|Cooperative Classification||Y10S414/138, Y10S206/832, Y10S269/903, H01L21/67313, H01L21/67326|
|European Classification||H01L21/673D, H01L21/673B|
|Aug 10, 1984||AS||Assignment|
Owner name: MICROGLASS INC., 6200 E. MOLLOY ROAD E. SYRACUSE N
Free format text: ASSIGNMENT OF ASSIGNORS INTEREST.;ASSIGNOR:BUTLER, ROBERT M.;REEL/FRAME:004288/0404
Effective date: 19840807

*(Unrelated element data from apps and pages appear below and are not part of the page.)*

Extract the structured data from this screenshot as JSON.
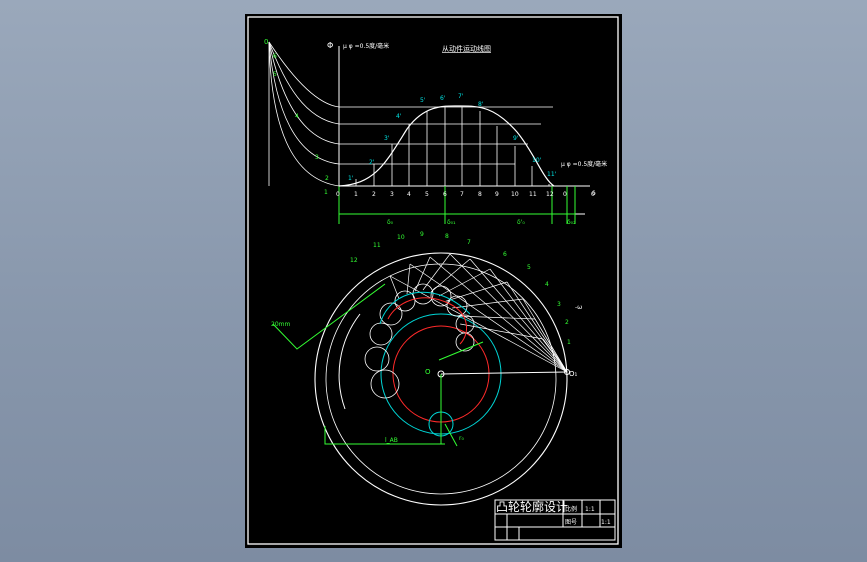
{
  "drawing": {
    "title_block": {
      "title": "凸轮轮廓设计",
      "cells": [
        "比例",
        "1:1",
        "图号",
        "1:1"
      ]
    },
    "graph_title": "从动件运动线图",
    "scale_top": "μ φ =0.5度/毫米",
    "scale_right": "μ φ =0.5度/毫米",
    "axis_symbol": "Φ",
    "axis_end": "δ",
    "x_ticks": [
      "0",
      "1",
      "2",
      "3",
      "4",
      "5",
      "6",
      "7",
      "8",
      "9",
      "10",
      "11",
      "12",
      "0",
      "0"
    ],
    "curve_labels": [
      "1'",
      "2'",
      "3'",
      "4'",
      "5'",
      "6'",
      "7'",
      "8'",
      "9'",
      "10'",
      "11'",
      "12'"
    ],
    "left_labels": [
      "6",
      "5",
      "4",
      "3",
      "2",
      "1"
    ],
    "phase_labels": [
      "δ₀",
      "δ₀₁",
      "δ'₀",
      "δ₀₂"
    ],
    "circle_labels": [
      "12",
      "11",
      "10",
      "9",
      "8",
      "7",
      "6",
      "5",
      "4",
      "3",
      "2",
      "1"
    ],
    "scale_bar_left": "20mm",
    "label_lab": "l_AB",
    "label_o": "O",
    "label_o2": "O₁",
    "label_r0": "r₀",
    "label_omega": "-ω"
  },
  "colors": {
    "background": "#000000",
    "lines": "#ffffff",
    "labels": "#33ff33",
    "circle_red": "#ff2a2a",
    "circle_cyan": "#00d5d5"
  }
}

Owner name: MICROGLASS INC.,NEW YORK
Free format text: ASSIGNMENT OF ASSIGNORS INTEREST;ASSIGNOR:BUTLER, ROBERT M.;REEL/FRAME:004288/0404
Effective date: 19840807
|Jul 26, 1989||FPAY||Fee payment|
Year of fee payment: 4
|Jun 28, 1993||FPAY||Fee payment|
Year of fee payment: 8
|Sep 2, 1997||REMI||Maintenance fee reminder mailed|
|Jan 25, 1998||LAPS||Lapse for failure to pay maintenance fees|
|Apr 7, 1998||FP||Expired due to failure to pay maintenance fee|
Effective date: 19980128